*Goal of the exercise*:
Scan the entries below for the word "true" and copy every line where it turns up.

*Extracted information*:
Start of Block

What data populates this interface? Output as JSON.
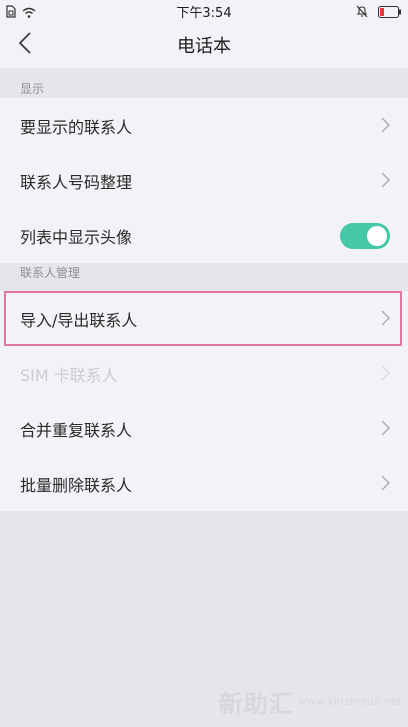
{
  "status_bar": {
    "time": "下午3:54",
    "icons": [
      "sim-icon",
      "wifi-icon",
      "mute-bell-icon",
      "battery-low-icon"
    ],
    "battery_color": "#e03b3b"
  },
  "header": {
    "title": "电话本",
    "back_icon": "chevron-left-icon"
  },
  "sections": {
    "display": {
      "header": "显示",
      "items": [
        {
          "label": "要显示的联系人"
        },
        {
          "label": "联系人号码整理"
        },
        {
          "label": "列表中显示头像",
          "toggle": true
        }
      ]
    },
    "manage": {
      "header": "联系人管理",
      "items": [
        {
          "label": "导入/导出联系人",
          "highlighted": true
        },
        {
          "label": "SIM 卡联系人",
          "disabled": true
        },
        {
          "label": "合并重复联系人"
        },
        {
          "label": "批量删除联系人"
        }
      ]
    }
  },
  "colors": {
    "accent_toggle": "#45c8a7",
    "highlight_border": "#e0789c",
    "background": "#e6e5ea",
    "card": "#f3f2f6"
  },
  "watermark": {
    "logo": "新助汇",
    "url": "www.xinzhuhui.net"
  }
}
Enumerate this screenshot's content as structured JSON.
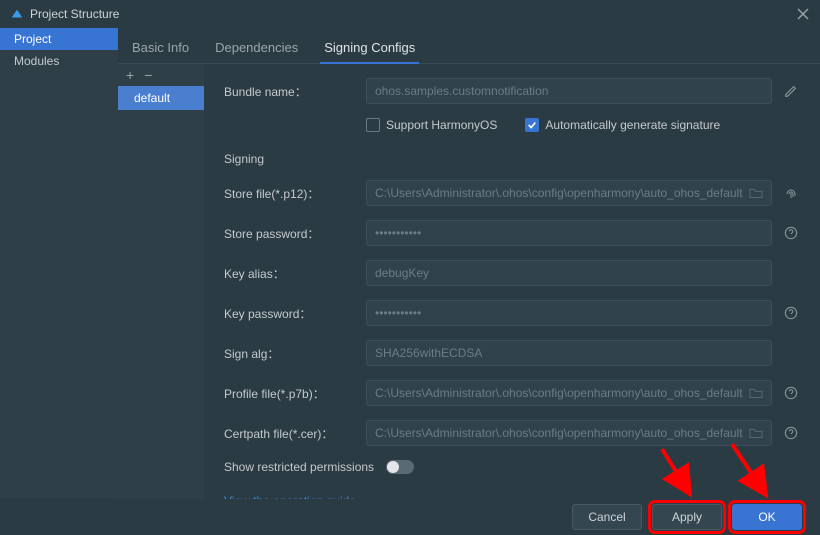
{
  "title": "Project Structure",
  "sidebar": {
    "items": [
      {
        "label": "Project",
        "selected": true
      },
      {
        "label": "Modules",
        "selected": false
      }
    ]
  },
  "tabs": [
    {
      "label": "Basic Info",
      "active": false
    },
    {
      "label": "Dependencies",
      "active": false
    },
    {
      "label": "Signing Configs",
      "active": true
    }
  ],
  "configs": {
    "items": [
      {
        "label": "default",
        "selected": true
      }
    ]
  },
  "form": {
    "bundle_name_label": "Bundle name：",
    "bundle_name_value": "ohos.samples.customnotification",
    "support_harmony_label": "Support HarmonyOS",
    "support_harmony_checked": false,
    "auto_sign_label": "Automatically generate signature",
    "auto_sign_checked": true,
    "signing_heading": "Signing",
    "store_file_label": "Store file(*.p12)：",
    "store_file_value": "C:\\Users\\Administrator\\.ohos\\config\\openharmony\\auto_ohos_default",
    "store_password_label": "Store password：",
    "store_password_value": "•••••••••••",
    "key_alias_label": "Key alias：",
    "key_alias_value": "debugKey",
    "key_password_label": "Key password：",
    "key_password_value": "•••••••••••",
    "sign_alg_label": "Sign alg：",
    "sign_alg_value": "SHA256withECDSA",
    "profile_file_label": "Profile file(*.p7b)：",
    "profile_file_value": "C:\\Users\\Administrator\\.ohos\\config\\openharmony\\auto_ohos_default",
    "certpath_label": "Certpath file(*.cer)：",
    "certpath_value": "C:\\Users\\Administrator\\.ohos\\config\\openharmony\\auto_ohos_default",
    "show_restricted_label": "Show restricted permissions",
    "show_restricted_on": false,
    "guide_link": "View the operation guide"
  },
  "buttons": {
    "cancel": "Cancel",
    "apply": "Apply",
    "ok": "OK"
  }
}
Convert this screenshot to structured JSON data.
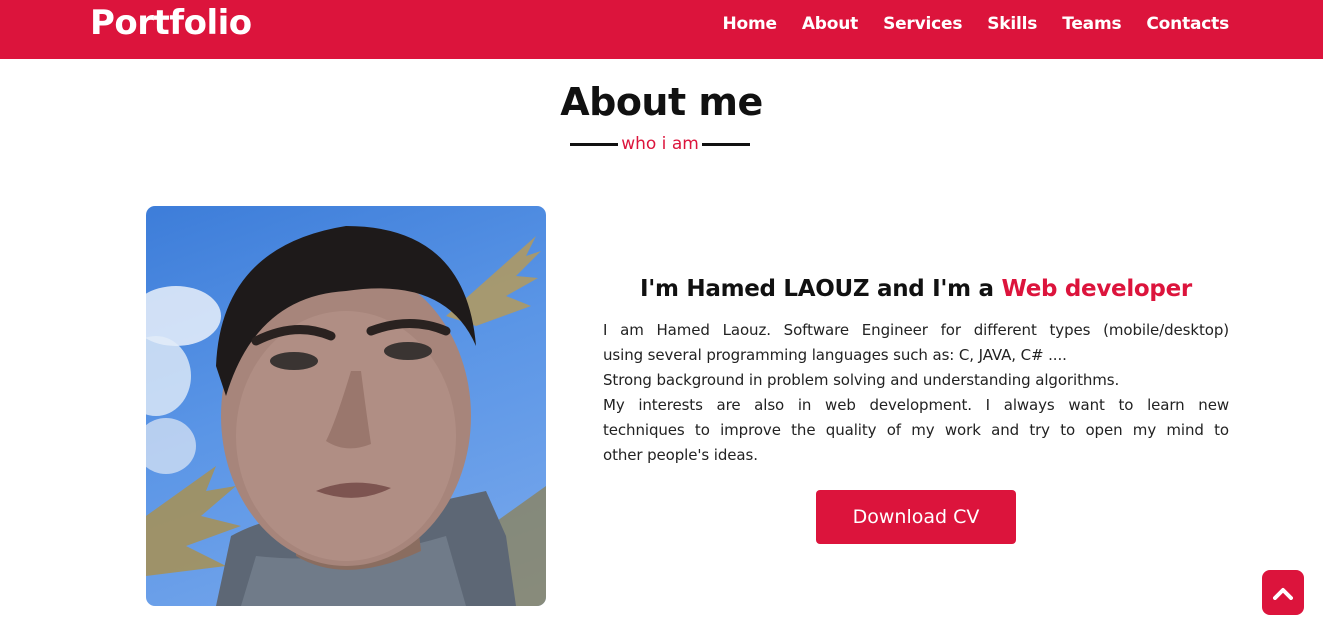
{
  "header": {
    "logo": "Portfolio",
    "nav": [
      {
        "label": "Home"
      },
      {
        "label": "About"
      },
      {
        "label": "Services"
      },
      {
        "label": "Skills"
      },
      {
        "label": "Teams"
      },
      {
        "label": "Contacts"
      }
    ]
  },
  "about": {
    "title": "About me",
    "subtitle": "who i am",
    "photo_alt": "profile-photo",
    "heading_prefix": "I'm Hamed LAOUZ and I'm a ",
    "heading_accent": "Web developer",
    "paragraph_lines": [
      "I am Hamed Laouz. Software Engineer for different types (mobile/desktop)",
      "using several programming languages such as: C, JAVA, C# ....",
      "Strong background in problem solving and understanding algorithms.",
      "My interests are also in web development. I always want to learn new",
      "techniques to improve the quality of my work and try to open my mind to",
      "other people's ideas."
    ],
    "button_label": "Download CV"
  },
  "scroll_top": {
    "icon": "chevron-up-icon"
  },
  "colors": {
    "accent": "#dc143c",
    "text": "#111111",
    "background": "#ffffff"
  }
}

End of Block
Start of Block

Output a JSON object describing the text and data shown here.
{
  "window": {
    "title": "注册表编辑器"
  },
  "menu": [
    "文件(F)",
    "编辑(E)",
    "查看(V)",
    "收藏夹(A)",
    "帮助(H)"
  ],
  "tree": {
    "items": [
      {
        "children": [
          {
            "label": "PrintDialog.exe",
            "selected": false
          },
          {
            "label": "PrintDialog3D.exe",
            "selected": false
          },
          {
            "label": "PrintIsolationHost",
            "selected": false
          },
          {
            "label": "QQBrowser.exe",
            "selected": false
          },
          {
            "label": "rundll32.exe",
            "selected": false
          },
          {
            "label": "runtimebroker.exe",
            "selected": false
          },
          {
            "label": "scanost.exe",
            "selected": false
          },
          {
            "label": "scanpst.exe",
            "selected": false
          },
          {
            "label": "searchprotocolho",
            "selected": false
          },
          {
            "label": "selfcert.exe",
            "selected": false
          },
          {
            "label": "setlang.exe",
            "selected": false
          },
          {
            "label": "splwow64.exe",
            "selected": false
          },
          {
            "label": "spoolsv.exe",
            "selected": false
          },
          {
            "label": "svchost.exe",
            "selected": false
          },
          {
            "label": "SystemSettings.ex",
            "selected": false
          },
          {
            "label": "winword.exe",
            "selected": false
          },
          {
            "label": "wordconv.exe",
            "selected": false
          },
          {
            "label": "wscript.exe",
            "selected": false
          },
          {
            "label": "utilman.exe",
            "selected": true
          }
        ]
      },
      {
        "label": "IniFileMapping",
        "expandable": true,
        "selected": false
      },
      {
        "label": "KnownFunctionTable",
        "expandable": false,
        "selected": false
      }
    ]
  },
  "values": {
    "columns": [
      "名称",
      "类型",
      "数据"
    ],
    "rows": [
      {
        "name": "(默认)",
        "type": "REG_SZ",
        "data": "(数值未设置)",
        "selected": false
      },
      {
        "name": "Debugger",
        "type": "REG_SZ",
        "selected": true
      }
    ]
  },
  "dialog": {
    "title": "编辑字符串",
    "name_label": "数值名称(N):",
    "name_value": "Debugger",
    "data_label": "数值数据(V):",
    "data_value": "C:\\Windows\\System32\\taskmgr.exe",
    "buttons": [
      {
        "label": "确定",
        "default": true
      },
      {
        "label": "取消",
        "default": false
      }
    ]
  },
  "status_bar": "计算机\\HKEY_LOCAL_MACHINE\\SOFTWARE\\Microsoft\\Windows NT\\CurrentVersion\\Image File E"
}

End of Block

*Response area*:
          "toggle": true
          "highlighted": true
          "disabled": true
        "selected": true
      "active": true
        "selected": true
    "auto_sign_checked": true,
            "selected": true
        "expandable": true,
        "selected": true
        "default": true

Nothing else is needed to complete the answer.